The pending EU-U.K. breakup "ties back to localization -- data kept close to the locus of the customer," Weaver said. "That is what Brexit tells me."
U.K. channel fears
The U.K., of course, will feel the brunt of the Brexit, and channel partners in that geographic market might experience stalled projects and a decline in IT investment amid the uncertainty.
"For the U.K. channel, the biggest fears following the decision to leave the EU are that customers will halt investment plans, leading to a drop in spending that Gartner and IDC expect to last a couple of years, at least, and the country will enter a recession," said Simon Quicke, editor of MicroScope, TechTarget's channel publication in the U.K.
Cloud-based services, however, may see some resiliency and may play a role in a channel customer's Brexit plan. The flexibility of cloud offerings could prove a useful option for customers who need to meet their immediate IT needs, but fear the long-term commitment of on-premises technology investment.
"I am seeing a great opportunity for cloud, especially in terms of the uncertainty," said Till Brennan, vice president of EMEA at Egenera Inc., a company that provides wholesale managed cloud services for channel companies. Egenera is based in Boxborough, Mass., and has operations in the U.K., Ireland and Germany.
The cloud, Brennan said, gives customers the ability to scale up to meet their immediate needs and "the flexibility, in case things really go wrong, to scale back."
Carolyn April, senior director of industry analysis at CompTIA, based in Downers Grove, Ill., called cloud a "great solution for uncertain times," noting that the approach provides an IT arrangement that lets customers scale up or down without penalty.
Few companies, however, are likely to take decisive action in the near term, as the shape of post-Brexit Europe won't be known for some time.
"I don't think anyone fully realizes the ramifications," Connor said. "Everyone is waiting to see what the negotiations entail."

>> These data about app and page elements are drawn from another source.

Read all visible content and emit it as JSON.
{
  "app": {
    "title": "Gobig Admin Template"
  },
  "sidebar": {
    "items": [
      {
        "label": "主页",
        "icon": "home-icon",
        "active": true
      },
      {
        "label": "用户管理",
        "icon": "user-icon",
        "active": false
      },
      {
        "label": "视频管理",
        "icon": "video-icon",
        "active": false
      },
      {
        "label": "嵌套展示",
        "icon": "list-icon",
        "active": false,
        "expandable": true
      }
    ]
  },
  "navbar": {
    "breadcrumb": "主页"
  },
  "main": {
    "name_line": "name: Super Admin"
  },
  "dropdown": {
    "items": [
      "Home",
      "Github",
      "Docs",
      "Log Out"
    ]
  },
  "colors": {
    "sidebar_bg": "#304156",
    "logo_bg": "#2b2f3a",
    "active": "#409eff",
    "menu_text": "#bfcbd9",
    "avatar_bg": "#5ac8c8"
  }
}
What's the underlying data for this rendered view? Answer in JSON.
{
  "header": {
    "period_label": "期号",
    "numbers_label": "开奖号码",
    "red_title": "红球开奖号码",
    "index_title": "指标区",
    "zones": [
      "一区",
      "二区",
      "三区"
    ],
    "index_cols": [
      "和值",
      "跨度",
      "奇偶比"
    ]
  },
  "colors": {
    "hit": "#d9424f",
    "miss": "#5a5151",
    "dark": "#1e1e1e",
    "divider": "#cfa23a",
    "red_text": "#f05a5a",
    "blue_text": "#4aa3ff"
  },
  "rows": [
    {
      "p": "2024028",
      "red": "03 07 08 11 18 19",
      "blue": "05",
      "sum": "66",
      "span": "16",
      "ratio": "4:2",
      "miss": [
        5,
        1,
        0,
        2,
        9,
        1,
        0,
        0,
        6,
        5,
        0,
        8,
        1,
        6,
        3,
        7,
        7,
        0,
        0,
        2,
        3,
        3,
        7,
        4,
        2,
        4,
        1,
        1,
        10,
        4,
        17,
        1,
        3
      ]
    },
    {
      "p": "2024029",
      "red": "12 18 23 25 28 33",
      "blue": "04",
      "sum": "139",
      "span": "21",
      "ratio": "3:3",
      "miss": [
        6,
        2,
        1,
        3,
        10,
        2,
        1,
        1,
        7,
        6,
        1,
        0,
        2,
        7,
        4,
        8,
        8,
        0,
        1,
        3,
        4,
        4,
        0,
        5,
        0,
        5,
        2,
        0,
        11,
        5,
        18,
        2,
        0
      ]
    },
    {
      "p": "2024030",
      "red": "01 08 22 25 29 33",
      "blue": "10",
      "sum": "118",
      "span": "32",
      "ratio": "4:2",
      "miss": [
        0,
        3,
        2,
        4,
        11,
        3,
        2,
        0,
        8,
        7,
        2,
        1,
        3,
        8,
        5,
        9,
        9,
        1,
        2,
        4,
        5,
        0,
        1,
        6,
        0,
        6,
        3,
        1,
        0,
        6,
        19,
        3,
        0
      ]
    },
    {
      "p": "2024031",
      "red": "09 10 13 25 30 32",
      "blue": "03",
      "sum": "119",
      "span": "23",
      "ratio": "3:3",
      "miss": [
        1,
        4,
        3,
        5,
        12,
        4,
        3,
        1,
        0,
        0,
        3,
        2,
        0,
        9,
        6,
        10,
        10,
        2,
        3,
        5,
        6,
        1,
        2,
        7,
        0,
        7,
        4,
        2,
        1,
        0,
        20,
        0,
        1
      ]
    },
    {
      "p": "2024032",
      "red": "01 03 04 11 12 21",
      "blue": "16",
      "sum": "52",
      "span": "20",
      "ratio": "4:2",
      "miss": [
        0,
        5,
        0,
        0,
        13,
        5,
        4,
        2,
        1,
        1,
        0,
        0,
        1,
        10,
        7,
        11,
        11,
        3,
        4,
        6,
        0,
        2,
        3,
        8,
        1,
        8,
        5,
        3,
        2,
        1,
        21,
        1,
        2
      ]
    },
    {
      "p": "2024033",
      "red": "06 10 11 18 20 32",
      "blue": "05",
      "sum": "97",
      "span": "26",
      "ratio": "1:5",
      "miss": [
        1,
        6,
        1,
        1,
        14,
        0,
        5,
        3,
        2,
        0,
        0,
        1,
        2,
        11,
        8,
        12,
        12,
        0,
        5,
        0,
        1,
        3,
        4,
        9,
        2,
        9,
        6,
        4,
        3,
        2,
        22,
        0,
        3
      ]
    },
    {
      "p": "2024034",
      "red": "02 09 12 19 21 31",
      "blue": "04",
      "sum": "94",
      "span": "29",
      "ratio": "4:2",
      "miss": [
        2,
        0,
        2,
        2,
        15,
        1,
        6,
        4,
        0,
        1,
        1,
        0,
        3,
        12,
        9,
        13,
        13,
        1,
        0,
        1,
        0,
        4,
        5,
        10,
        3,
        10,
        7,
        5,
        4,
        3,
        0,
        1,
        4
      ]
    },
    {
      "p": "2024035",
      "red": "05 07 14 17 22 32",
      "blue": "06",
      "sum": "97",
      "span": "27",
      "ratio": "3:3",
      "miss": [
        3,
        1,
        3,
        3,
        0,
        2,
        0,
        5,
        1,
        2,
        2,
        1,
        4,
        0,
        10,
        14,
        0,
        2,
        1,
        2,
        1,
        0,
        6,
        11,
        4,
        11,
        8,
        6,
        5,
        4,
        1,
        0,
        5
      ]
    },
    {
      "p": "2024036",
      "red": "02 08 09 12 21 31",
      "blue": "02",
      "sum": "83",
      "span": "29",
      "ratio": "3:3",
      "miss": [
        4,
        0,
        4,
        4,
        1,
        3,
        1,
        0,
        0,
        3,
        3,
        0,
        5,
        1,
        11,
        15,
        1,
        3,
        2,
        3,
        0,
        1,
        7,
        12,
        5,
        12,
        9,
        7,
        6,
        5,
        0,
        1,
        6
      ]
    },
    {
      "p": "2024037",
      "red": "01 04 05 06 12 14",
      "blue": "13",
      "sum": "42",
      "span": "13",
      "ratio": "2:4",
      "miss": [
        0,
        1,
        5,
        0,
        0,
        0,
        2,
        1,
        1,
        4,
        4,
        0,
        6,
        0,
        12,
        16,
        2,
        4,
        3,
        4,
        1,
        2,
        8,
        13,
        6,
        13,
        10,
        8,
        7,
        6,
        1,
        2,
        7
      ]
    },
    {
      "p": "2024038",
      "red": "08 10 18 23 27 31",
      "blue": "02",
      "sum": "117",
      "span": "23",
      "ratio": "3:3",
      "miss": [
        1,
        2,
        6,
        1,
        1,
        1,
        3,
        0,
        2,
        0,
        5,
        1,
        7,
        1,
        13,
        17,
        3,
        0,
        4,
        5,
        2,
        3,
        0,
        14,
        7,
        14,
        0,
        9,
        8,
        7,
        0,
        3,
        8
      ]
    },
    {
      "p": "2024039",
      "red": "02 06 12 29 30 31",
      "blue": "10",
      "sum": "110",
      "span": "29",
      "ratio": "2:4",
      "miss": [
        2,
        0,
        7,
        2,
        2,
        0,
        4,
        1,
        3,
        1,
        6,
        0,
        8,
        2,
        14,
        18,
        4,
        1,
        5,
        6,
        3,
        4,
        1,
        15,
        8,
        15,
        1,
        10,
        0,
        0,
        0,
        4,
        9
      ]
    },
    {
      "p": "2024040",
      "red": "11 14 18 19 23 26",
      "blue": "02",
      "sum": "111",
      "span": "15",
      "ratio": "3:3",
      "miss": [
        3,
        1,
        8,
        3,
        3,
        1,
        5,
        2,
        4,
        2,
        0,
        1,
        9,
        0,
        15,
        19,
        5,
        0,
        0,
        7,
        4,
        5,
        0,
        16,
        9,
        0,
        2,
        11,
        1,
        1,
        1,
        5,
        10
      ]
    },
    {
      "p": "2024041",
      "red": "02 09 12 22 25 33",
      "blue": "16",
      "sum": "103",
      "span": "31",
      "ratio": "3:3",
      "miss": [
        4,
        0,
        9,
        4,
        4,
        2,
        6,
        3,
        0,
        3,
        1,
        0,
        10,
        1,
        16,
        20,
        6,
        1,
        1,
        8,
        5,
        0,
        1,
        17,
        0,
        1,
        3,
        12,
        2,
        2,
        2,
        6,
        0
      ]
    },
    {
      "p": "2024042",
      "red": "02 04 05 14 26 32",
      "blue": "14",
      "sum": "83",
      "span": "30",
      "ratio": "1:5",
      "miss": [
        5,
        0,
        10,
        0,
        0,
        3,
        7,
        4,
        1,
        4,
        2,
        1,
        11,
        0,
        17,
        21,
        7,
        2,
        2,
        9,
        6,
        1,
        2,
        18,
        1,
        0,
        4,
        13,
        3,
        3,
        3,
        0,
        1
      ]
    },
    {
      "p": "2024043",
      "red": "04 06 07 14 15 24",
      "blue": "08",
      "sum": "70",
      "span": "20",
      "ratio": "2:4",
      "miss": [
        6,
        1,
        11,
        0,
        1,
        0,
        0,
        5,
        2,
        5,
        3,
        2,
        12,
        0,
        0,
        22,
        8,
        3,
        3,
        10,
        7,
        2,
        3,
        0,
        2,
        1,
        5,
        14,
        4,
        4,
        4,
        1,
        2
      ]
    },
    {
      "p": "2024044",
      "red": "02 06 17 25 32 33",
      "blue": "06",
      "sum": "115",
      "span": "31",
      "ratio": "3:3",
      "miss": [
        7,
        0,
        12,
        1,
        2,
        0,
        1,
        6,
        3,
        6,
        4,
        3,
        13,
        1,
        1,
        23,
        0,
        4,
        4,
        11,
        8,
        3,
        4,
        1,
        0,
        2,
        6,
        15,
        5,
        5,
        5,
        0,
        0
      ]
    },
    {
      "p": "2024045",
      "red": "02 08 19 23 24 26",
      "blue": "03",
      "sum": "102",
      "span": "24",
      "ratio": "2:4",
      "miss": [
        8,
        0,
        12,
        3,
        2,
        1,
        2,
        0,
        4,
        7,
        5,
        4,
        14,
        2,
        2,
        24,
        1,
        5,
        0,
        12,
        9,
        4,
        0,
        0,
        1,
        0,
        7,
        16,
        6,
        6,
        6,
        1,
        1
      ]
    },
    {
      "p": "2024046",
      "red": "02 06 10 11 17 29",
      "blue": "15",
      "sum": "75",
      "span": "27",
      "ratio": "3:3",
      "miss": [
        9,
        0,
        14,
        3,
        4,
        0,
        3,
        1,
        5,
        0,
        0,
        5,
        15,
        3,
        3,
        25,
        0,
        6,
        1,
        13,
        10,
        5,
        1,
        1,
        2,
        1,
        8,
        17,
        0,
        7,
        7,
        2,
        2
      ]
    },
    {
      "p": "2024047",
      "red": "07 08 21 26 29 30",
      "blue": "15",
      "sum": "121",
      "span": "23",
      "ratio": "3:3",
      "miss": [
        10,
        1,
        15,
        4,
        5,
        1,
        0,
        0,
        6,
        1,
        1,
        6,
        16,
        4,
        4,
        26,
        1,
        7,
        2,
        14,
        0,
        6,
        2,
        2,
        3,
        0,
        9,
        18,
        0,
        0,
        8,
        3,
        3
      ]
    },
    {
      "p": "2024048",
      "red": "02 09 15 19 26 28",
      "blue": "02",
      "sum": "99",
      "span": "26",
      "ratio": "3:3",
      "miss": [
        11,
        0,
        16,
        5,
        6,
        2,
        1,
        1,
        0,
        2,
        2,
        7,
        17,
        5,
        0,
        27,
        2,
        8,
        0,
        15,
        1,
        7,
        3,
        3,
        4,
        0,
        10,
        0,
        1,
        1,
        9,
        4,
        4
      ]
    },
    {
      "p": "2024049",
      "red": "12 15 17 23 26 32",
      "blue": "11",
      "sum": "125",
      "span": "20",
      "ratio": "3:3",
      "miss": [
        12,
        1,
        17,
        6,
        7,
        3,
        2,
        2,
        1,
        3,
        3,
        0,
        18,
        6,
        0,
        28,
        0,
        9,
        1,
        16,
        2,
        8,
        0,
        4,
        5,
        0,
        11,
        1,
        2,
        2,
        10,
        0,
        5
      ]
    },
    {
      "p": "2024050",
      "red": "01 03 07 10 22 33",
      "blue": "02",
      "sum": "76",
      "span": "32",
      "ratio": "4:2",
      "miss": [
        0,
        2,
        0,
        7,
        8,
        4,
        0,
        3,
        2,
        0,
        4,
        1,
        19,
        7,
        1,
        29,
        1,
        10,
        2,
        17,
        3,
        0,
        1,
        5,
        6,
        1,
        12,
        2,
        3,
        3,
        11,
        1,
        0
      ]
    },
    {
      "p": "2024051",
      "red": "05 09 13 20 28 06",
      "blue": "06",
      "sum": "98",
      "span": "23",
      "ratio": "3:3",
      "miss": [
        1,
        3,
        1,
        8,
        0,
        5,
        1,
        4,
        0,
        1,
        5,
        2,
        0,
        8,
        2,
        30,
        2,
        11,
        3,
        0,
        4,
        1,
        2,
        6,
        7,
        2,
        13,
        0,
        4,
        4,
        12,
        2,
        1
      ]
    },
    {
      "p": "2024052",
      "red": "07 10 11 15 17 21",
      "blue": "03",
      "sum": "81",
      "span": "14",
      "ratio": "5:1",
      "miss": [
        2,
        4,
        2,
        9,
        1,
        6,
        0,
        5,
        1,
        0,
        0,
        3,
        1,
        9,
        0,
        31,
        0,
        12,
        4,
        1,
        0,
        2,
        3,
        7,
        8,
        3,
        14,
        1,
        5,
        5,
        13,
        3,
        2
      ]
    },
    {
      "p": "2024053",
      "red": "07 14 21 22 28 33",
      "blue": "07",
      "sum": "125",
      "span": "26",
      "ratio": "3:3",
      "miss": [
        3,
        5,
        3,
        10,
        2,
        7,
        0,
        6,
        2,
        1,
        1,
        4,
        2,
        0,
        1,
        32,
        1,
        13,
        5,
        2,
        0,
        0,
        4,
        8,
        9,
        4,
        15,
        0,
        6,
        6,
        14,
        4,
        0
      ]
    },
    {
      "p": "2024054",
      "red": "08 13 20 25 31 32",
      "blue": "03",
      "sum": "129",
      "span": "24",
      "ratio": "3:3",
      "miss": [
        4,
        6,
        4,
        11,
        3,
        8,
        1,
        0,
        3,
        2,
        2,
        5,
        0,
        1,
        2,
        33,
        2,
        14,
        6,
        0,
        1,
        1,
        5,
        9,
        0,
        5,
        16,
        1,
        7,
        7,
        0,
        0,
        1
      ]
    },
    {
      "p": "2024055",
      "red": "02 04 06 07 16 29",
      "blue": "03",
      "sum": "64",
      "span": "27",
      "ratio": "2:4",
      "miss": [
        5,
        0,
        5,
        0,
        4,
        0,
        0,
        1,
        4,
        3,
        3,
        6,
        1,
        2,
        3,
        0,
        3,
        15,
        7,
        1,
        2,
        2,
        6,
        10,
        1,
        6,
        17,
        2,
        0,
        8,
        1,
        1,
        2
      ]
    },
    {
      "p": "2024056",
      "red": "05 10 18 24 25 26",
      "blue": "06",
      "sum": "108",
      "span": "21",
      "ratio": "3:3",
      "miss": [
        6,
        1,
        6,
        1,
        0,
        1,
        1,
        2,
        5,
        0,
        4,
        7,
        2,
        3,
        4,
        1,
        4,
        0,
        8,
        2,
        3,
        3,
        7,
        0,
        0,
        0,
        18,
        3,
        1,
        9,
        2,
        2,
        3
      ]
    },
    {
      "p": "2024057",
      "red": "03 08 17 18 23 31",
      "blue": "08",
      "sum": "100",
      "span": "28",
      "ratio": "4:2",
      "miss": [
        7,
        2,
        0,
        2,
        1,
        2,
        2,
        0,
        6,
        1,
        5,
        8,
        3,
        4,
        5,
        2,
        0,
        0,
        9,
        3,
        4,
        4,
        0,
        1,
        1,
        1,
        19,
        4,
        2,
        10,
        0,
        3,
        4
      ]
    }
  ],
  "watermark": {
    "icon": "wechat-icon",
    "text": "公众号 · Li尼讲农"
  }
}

"Things in the U.K. are uncertain at the moment, with a political vacuum in the major parties," Quicke added. "All anyone wants, on both the Leave and Remain sides, is for some stability to quickly return."
Read more about GDPR from an MSP perspective
Find out about Brexit's potential impact on application development